Material supplied:
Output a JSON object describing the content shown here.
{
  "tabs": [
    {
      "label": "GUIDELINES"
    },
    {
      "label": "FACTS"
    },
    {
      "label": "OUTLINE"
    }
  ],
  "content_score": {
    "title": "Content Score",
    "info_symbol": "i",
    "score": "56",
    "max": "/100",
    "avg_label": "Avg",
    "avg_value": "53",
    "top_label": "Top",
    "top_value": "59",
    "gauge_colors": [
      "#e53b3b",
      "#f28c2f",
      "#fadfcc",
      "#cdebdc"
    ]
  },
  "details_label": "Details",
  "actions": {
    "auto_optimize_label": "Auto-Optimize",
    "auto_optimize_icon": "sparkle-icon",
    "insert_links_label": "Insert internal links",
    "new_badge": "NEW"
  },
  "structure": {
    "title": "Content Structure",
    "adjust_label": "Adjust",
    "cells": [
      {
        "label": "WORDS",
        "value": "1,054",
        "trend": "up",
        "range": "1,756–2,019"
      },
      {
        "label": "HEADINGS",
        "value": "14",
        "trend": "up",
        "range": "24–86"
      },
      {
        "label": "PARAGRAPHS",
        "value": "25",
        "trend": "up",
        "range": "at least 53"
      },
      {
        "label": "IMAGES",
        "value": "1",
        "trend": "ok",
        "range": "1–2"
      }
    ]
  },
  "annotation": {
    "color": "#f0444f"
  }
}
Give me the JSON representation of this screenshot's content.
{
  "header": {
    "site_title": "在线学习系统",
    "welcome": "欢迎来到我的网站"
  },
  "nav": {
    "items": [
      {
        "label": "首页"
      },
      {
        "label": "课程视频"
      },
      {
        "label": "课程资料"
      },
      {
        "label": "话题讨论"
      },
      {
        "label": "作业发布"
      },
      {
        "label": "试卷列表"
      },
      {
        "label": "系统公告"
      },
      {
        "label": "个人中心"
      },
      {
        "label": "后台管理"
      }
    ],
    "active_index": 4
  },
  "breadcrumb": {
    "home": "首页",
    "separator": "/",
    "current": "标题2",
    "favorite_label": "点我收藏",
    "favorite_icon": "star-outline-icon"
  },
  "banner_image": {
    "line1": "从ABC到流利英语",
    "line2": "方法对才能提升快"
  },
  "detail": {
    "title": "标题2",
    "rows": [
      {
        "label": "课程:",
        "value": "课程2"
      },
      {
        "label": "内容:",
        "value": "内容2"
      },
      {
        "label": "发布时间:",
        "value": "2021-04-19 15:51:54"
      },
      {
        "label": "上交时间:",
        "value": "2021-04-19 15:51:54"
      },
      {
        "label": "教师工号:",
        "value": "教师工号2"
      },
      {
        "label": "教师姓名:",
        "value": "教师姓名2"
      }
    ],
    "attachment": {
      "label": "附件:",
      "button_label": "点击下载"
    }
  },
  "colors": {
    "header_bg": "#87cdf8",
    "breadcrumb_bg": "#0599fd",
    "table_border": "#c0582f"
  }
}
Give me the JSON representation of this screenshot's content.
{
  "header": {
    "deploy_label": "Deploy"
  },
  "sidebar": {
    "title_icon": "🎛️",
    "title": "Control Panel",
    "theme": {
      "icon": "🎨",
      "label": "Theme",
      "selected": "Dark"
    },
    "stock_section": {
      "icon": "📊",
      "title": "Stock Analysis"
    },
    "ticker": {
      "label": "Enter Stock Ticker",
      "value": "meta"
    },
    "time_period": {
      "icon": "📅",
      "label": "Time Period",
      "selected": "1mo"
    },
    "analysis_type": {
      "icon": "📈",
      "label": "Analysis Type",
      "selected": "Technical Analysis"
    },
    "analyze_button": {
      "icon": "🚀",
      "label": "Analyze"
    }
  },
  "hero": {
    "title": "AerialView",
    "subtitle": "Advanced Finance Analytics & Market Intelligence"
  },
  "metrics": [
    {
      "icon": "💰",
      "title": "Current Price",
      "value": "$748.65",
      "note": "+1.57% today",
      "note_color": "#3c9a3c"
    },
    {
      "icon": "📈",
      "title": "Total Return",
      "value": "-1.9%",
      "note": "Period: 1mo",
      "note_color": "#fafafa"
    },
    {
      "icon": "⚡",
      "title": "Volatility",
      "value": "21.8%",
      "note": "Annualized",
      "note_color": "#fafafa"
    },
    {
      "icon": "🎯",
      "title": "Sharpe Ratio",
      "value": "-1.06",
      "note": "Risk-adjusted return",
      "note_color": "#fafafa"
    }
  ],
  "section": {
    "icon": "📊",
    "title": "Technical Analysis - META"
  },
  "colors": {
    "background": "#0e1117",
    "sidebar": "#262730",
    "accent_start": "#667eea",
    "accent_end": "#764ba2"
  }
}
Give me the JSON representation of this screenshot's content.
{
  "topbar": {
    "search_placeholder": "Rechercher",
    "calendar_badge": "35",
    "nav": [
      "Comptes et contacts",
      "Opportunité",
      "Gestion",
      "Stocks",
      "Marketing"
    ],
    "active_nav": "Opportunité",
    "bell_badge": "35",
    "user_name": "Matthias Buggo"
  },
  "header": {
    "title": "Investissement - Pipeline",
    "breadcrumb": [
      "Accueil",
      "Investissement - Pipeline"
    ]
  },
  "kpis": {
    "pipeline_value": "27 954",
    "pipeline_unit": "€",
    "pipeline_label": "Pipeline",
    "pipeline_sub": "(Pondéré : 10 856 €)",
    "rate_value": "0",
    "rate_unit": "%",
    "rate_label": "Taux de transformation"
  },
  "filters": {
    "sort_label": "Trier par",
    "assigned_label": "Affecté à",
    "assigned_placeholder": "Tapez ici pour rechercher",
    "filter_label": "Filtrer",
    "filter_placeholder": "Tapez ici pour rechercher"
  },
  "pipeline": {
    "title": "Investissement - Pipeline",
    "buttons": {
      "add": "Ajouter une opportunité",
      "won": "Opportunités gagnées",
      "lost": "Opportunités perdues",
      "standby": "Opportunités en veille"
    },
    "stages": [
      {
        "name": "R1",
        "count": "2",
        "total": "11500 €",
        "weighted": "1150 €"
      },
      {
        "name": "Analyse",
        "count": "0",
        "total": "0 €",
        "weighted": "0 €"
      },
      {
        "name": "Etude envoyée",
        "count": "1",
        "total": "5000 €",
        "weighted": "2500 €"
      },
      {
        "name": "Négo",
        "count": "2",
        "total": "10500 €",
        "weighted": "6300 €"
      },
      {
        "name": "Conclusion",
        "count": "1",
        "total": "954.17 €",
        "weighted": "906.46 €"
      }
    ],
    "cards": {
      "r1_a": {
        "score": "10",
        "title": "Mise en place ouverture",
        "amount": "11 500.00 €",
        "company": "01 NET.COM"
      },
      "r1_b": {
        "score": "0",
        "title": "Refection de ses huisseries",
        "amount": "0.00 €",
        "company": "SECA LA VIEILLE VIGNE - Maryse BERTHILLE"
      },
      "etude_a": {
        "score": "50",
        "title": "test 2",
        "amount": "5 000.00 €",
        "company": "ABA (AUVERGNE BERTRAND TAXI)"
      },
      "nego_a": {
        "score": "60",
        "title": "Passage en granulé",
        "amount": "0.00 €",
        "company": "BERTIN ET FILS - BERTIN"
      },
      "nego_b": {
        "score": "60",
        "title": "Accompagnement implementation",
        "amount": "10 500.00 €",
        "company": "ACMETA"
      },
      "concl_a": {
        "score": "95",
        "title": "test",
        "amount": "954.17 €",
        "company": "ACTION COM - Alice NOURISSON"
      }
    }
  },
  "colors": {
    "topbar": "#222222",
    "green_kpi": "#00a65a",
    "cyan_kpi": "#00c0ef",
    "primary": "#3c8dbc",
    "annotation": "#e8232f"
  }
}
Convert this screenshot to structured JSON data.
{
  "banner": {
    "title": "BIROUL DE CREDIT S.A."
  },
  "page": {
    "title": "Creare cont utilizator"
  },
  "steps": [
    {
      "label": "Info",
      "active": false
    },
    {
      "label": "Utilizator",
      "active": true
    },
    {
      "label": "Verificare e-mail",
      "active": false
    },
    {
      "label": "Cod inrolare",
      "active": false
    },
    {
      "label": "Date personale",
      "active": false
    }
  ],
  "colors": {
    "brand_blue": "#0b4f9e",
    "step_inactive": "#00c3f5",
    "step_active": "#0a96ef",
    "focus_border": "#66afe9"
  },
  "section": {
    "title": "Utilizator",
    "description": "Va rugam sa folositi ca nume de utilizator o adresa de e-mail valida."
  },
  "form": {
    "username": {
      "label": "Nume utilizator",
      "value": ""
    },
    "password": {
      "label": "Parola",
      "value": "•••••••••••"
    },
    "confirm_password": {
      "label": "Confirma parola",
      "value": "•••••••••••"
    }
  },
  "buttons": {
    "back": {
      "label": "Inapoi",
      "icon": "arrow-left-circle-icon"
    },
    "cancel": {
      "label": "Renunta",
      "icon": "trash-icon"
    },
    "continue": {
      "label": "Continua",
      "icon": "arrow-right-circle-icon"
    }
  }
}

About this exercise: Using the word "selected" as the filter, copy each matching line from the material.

Expected answer:
      "selected": "Dark"
      "selected": "1mo"
      "selected": "Technical Analysis"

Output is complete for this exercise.